If you're anything like us, you love shoes so much that you can almost never pass up a shoe sale. And you probably have enough pairs of black boots to dress an army.
But what do you really know about your beloved shoes? We bet you don't know the story behind the Louboutin red sole. And what do your shoes say about you? If you're making a modest salary, you probably don't wear too many heels. Read on for 11 things you never knew about the shoes you wear all the time.
1. Men were the first people to wear heels.
In the 10th century, according to Slate, men who rode horses needed their boots to have heels in order to stay in their stirrups. (Ever wonder why cowboy boots have heels?) And since owning horses was a sign of wealth, heels became a signifier of aristocracy and high social standing, not gender.
2. Platform shoes used to be worn by Greek actors to signify status.
When the Ancient Greeks staged plays, costumes were crucial for audiences to identify characters. The Kennedy Center writes that tragic actors would don shoes called "buskins," or raised platform shoes, to symbolize their superiority over comic actors, who would wear plain socks.
3. Sneakers got their name because their rubber soles do not make noise.
4. The red sole on Louboutins are inspired by an Andy Warhol drawing.
According to The New Yorker, in 1993, Louboutin wanted to make a shoe inspired by Warhol's "Flowers" drawing. When the prototype of the shoe arrived, he was pleased with it but still couldn't shake the feeling that "the drawing still was stronger." He looked around and saw an assistant painting her nails a bright red color. He grabbed her nail polish and painted it all over the black sole of the shoe.
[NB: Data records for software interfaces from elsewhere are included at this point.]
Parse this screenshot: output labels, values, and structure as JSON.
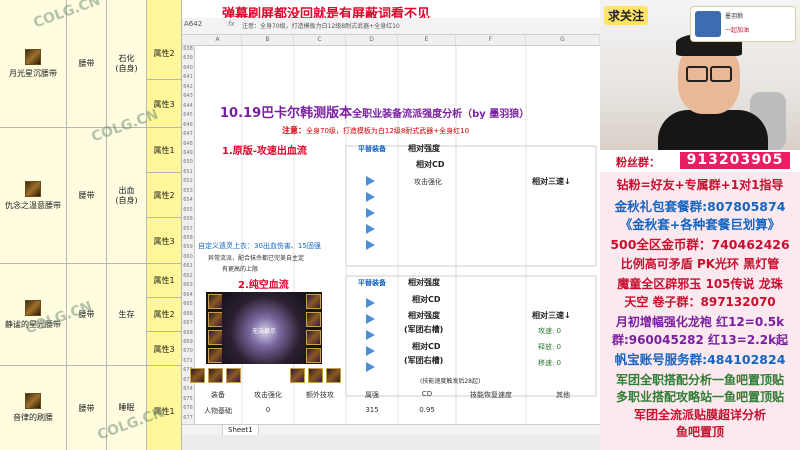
{
  "left_table": {
    "rows": [
      {
        "name": "月光星沉腰带",
        "type": "腰带",
        "source": "石化\n(自身)",
        "attrs": [
          "属性2",
          "属性3"
        ]
      },
      {
        "name": "仇念之温意腰带",
        "type": "腰带",
        "source": "出血\n(自身)",
        "attrs": [
          "属性1",
          "属性2",
          "属性3"
        ]
      },
      {
        "name": "静谧的星光腰带",
        "type": "腰带",
        "source": "生存",
        "attrs": [
          "属性1",
          "属性2",
          "属性3"
        ]
      },
      {
        "name": "音律的刷腰",
        "type": "腰带",
        "source": "睡眠",
        "attrs": [
          "属性1"
        ]
      }
    ],
    "watermark": "COLG.CN"
  },
  "sheet": {
    "banner": "弹幕刷屏都没回就是有屏蔽词看不见",
    "cell_ref": "A642",
    "fx": "fx",
    "formula": "注意：全身70级，打造模板为白12级8耐式武器+全身红10",
    "columns": [
      "A",
      "B",
      "C",
      "D",
      "E",
      "F",
      "G"
    ],
    "row_numbers": [
      "638",
      "639",
      "640",
      "641",
      "642",
      "643",
      "644",
      "645",
      "646",
      "647",
      "648",
      "649",
      "650",
      "651",
      "652",
      "653",
      "654",
      "655",
      "656",
      "657",
      "658",
      "659",
      "660",
      "661",
      "662",
      "663",
      "664",
      "665",
      "666",
      "667",
      "668",
      "669",
      "670",
      "671",
      "672",
      "673",
      "674",
      "675",
      "676",
      "677"
    ],
    "title_main": "10.19巴卡尔韩测版本",
    "title_sub": "全职业装备流派强度分析（by 墨羽狼）",
    "notice_label": "注意：",
    "notice_text": "全身70级，打造模板为白12级8耐式武器+全身红10",
    "section1": {
      "title": "1.原版-攻速出血流",
      "replace_label": "平替装备",
      "strength": "相对强度",
      "cd": "相对CD",
      "attack_enhance": "攻击强化",
      "three_speed": "相对三速↓",
      "custom_note": "自定义遗灵上衣：30出血伤害、15固强",
      "note2": "异常流派，配合抹杀都已完美自主定",
      "note3": "有更高的上限"
    },
    "section2": {
      "title": "2.纯空血流",
      "replace_label": "平替装备",
      "strength": "相对强度",
      "cd": "相对CD",
      "strength_corps": "相对强度",
      "corps_slot": "(军团右槽)",
      "cd_corps": "相对CD",
      "three_speed": "相对三速↓",
      "attack_speed": "攻速: 0",
      "cast_speed": "释放: 0",
      "move_speed": "移速: 0",
      "footnote": "(技能速度触发后28起)",
      "art_caption": "无法显示"
    },
    "bottom_headers": [
      "装备",
      "攻击强化",
      "额外技攻",
      "属强",
      "CD",
      "技能恢复速度",
      "其他"
    ],
    "bottom_row": [
      "人物基础",
      "0",
      "",
      "315",
      "0.95",
      "",
      ""
    ],
    "sheet_tab": "Sheet1"
  },
  "right_panel": {
    "follow_tag": "求关注",
    "fan_card_name": "墨羽狼",
    "fan_card_slogan": "一起加油",
    "fan_group_label": "粉丝群：",
    "fan_group_number": "913203905",
    "promos": [
      {
        "text": "钻粉=好友+专属群+1对1指导",
        "color": "#c8102e"
      },
      {
        "text": "金秋礼包套餐群:807805874",
        "color": "#1565c0"
      },
      {
        "text": "《金秋套+各种套餐巨划算》",
        "color": "#1565c0"
      },
      {
        "text": "500全区金币群：740462426",
        "color": "#c8102e"
      },
      {
        "text": "比例高可矛盾 PK光环 黑灯管",
        "color": "#c8102e"
      },
      {
        "text": "魔童全区辟邪玉 105传说 龙珠",
        "color": "#c8102e"
      },
      {
        "text": "天空 卷子群：897132070",
        "color": "#c8102e"
      },
      {
        "text": "月初增幅强化龙袍 红12=0.5k",
        "color": "#7b1fa2"
      },
      {
        "text": "群:960045282 红13=2.2k起",
        "color": "#7b1fa2"
      },
      {
        "text": "帆宝账号服务群:484102824",
        "color": "#1565c0"
      },
      {
        "text": "军团全职搭配分析一鱼吧置顶贴",
        "color": "#2e7d32"
      },
      {
        "text": "多职业搭配攻略站一鱼吧置顶贴",
        "color": "#2e7d32"
      },
      {
        "text": "军团全流派贴膜超详分析",
        "color": "#c8102e"
      },
      {
        "text": "鱼吧置顶",
        "color": "#c8102e"
      }
    ]
  }
}
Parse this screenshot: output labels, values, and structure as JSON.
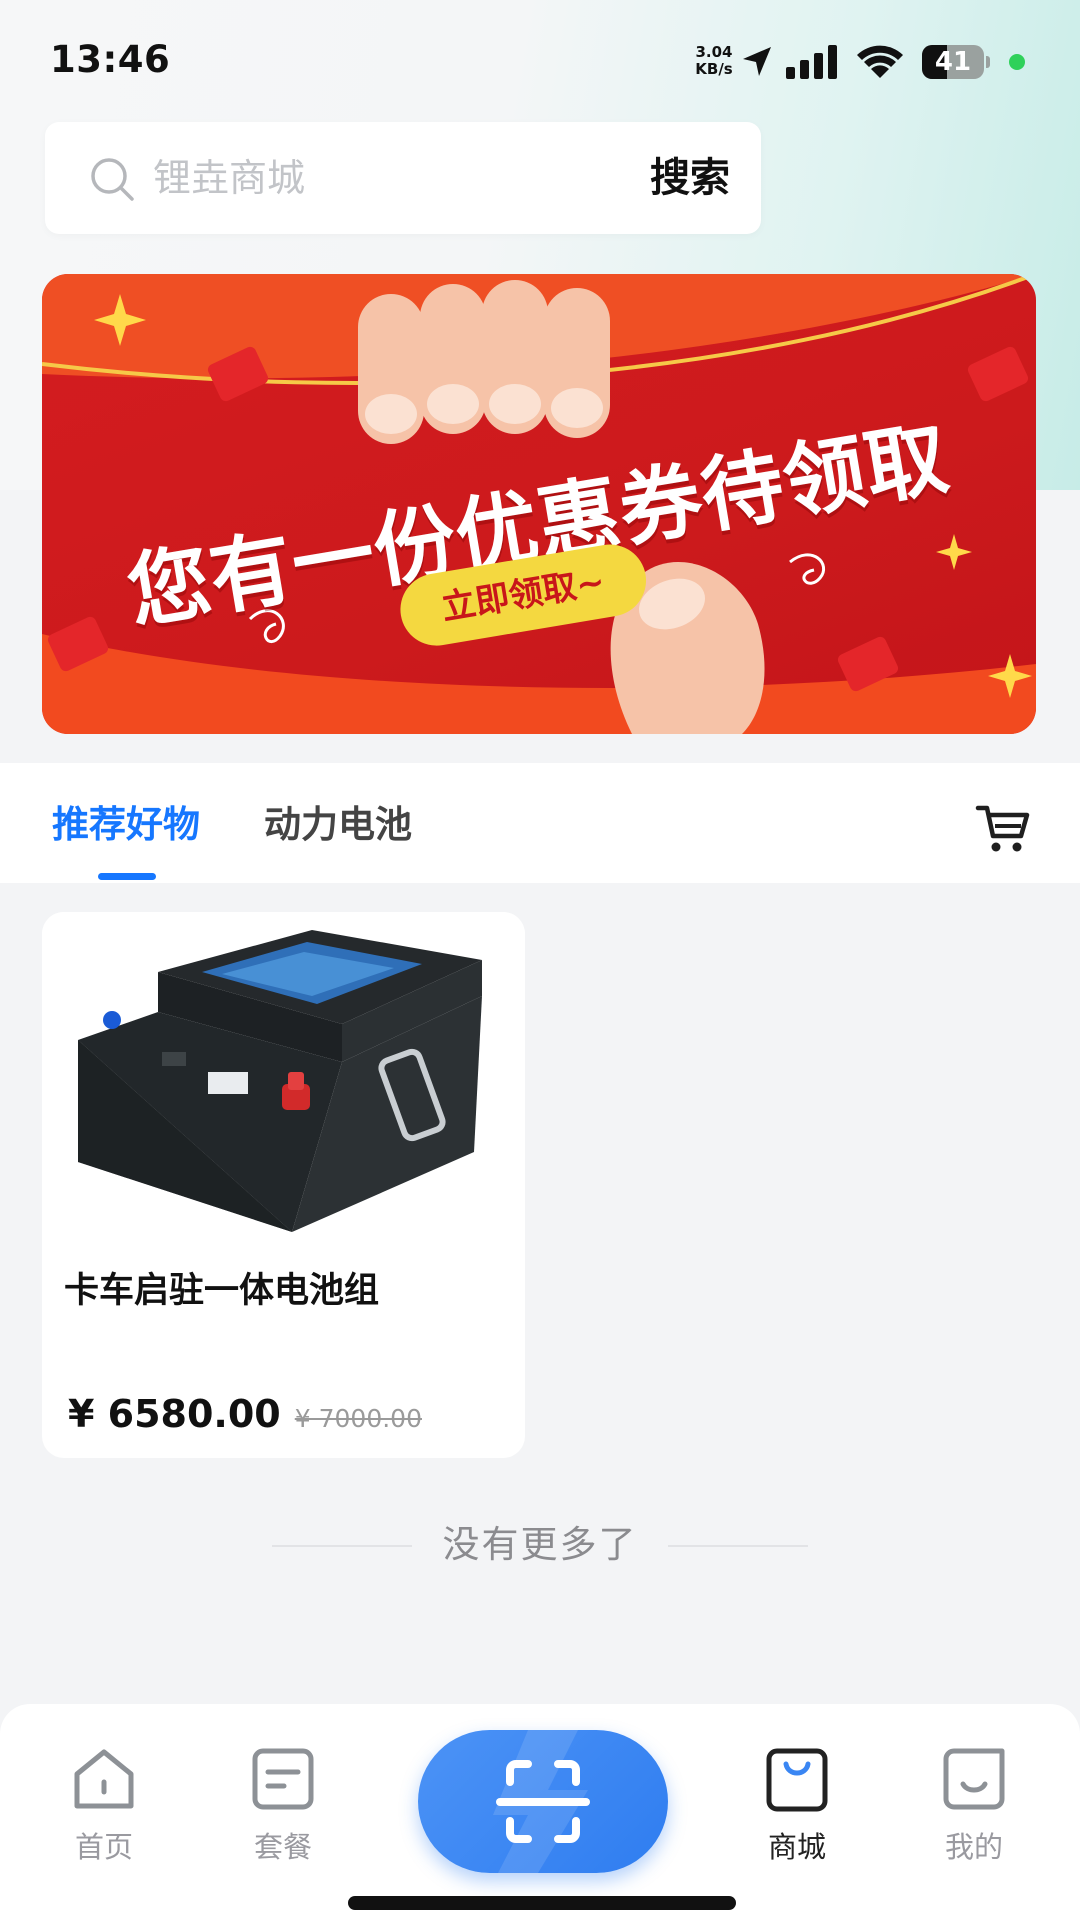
{
  "status_bar": {
    "time": "13:46",
    "net_speed_value": "3.04",
    "net_speed_unit": "KB/s",
    "battery_level": "41",
    "battery_fraction": 0.41,
    "icons": [
      "location-arrow-icon",
      "cellular-signal-icon",
      "wifi-icon",
      "battery-icon",
      "privacy-indicator-dot"
    ]
  },
  "search": {
    "placeholder": "锂垚商城",
    "button_label": "搜索",
    "icon": "search-icon"
  },
  "banner": {
    "headline": "您有一份优惠券待领取",
    "cta_label": "立即领取~",
    "slide_count": 2,
    "active_slide": 1,
    "colors": {
      "background": "#d41c20",
      "cta": "#f4d840",
      "active_dot": "#ffffff",
      "inactive_dot": "#f07a86"
    }
  },
  "tabs": {
    "items": [
      {
        "label": "推荐好物",
        "active": true
      },
      {
        "label": "动力电池",
        "active": false
      }
    ],
    "cart_icon": "cart-icon",
    "accent_color": "#1677ff"
  },
  "products": [
    {
      "title": "卡车启驻一体电池组",
      "price": "¥ 6580.00",
      "original_price": "¥ 7000.00"
    }
  ],
  "list_end_text": "没有更多了",
  "bottom_nav": {
    "items": [
      {
        "label": "首页",
        "icon": "home-icon",
        "active": false
      },
      {
        "label": "套餐",
        "icon": "package-icon",
        "active": false
      },
      {
        "label": "商城",
        "icon": "shopping-bag-icon",
        "active": true
      },
      {
        "label": "我的",
        "icon": "profile-icon",
        "active": false
      }
    ],
    "center_button_icon": "scan-icon",
    "center_button_color": "#3a86f3"
  }
}
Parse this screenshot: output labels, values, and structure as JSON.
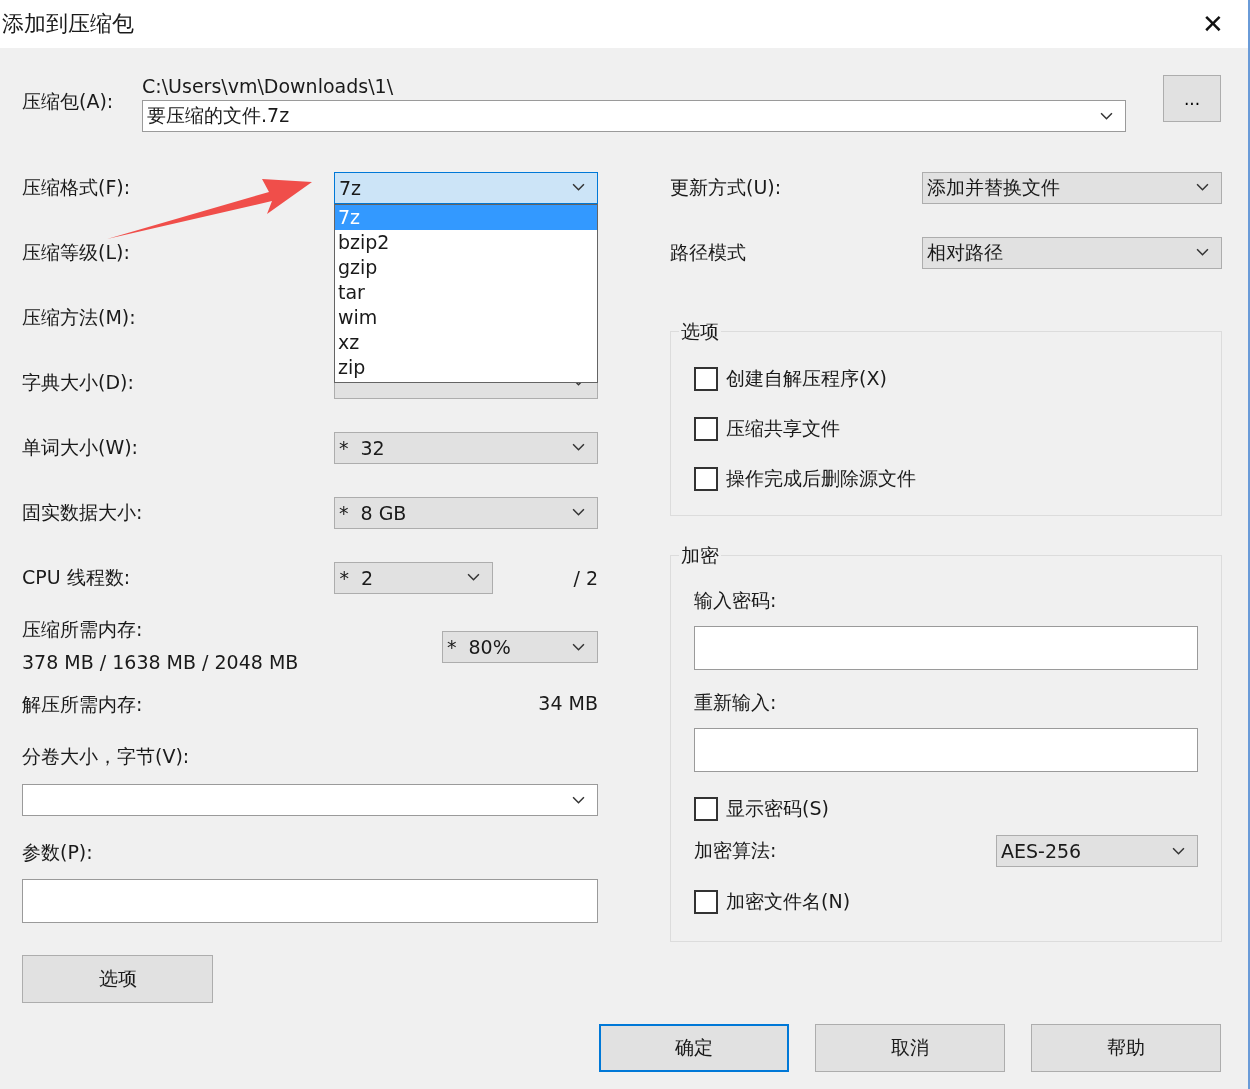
{
  "window": {
    "title": "添加到压缩包",
    "close": "✕"
  },
  "archive": {
    "label": "压缩包(A):",
    "path": "C:\\Users\\vm\\Downloads\\1\\",
    "value": "要压缩的文件.7z",
    "browse": "..."
  },
  "format": {
    "label": "压缩格式(F):",
    "value": "7z",
    "expanded": true,
    "options": [
      {
        "label": "7z",
        "selected": true
      },
      {
        "label": "bzip2",
        "selected": false
      },
      {
        "label": "gzip",
        "selected": false
      },
      {
        "label": "tar",
        "selected": false
      },
      {
        "label": "wim",
        "selected": false
      },
      {
        "label": "xz",
        "selected": false
      },
      {
        "label": "zip",
        "selected": false
      }
    ]
  },
  "settings": [
    {
      "kind": "hidden",
      "label": "压缩等级(L):"
    },
    {
      "kind": "hidden",
      "label": "压缩方法(M):"
    },
    {
      "kind": "covered",
      "label": "字典大小(D):"
    },
    {
      "kind": "combo",
      "label": "单词大小(W):",
      "star": "*",
      "value": "32"
    },
    {
      "kind": "combo",
      "label": "固实数据大小:",
      "star": "*",
      "value": "8 GB"
    },
    {
      "kind": "threads",
      "label": "CPU 线程数:",
      "star": "*",
      "value": "2",
      "suffix": "/ 2"
    },
    {
      "kind": "memory",
      "label": "压缩所需内存:",
      "detail": "378 MB / 1638 MB / 2048 MB",
      "star": "*",
      "value": "80%"
    },
    {
      "kind": "reading",
      "label": "解压所需内存:",
      "reading": "34 MB"
    }
  ],
  "volume": {
    "label": "分卷大小，字节(V):"
  },
  "parameters": {
    "label": "参数(P):"
  },
  "options_button": "选项",
  "update": {
    "label": "更新方式(U):",
    "value": "添加并替换文件"
  },
  "path_mode": {
    "label": "路径模式",
    "value": "相对路径"
  },
  "options_group": {
    "title": "选项",
    "checkboxes": [
      {
        "label": "创建自解压程序(X)",
        "checked": false
      },
      {
        "label": "压缩共享文件",
        "checked": false
      },
      {
        "label": "操作完成后删除源文件",
        "checked": false
      }
    ]
  },
  "encryption": {
    "title": "加密",
    "password_label": "输入密码:",
    "reenter_label": "重新输入:",
    "show_password": {
      "label": "显示密码(S)",
      "checked": false
    },
    "method_label": "加密算法:",
    "method": "AES-256",
    "encrypt_names": {
      "label": "加密文件名(N)",
      "checked": false
    }
  },
  "buttons": [
    {
      "label": "确定",
      "default": true
    },
    {
      "label": "取消",
      "default": false
    },
    {
      "label": "帮助",
      "default": false
    }
  ]
}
5. Your salary might determine the type of shoes you wear to work.
According to a Beso.com poll conducted in 2013 among 6,750 women, 71 percent of women polled who make less than $40,000 a year never wear heels to work, while 21 percent who make $150,000 and more wear heels to work every day.
6. There's more to your shoe addiction than just trying to keep up with trends.
In a 2010 interview with Cosmopolitan, Suzanne Ferriss, PhD, and editor of "Footnotes: On Shoes," said that a woman's addiction to buying shoes triggers an area in the brain's prefrontal cortex that is called the collecting spot. "Shoes
are a collector's item, whether women realize they perceive them that way or not," she said. Think about it: Many women display their shoes on very organized racks.
7. Audrey Hepburn could be credited with bringing loafers into style.
As we've noted before, Hepburn was able to make loafers look just as great on women as they do on men. The Wall Street Journal credits the rise in loafers' popularity to Audrey Hepburn wearing them in the 1957 film, "Funny Face," in which the actress "wore (and danced in) black leather Ferragamos as an anti-fashion beatnik bookstore clerk."
8. Dr. Martens were originally considered practical working men's boots for their air-cushioned soles.
The original Dr. Martens boot was created by the German inventors, Dr. Maertens and his friend, Dr. Funck, who invented the shoe's air-cushioned sole. A British boot manufacturer released the shoe in 1960. It was marketed to working men as reliable footwear, and became popular in the 1970s among Britain's counterculture and punk-music movement.
9. Salvatore Ferragamo invented the wedge shoe when Italy was suffering from closed trade with other countries.
Salvatore Ferragamo 80MM Madea Leather & Cork Wedges, $674; luisaviaroma.com.
The wedge shoe was invented out of necessity in the 1940s. Due to the economic sanctions against Italy, Ferragamo could no longer purchase steel for his traditional heels. According to the fashion house's website, Ferragamo wrote at the time, "I experimented with pieces of Sardinian cork, pushing and gluing and fixing and trimming until the entire space between the sole and the heel was blocked solid." Apparently, after a few weeks, it became one of the most popular styles.
10. Havaianas are inspired by Japanese sandals.
According to the brand's website, the iconic Havaianas flip flop isn't smooth on the sole because it is inspired by the Zori, which the brand describes as "typical Japanese sandals made of fabric straps and rice straw soles." That's why the foot-bed of Havaianas have a textured rice pattern.
11. Even though hardly any photos of him exist on the Internet, Jeffrey Campbell is a real person.
Since he remains a total mystery, many people believe that Jeffrey Campbell is a fictional man created to represent the company. But there is an actual Jeffrey Campbell, and he did create, and still runs, the successful shoe line.
In 2013, Buzzfeed attempted to actually speak to Campbell, but was repeatedly denied. They were told by the brand's in-house spokesperson that the company prefers to "keep a low profile and let the shoes and the girls who wear them be our voice." The company or the man doesn't even have a Wikipedia page. Who are you, Jeffrey?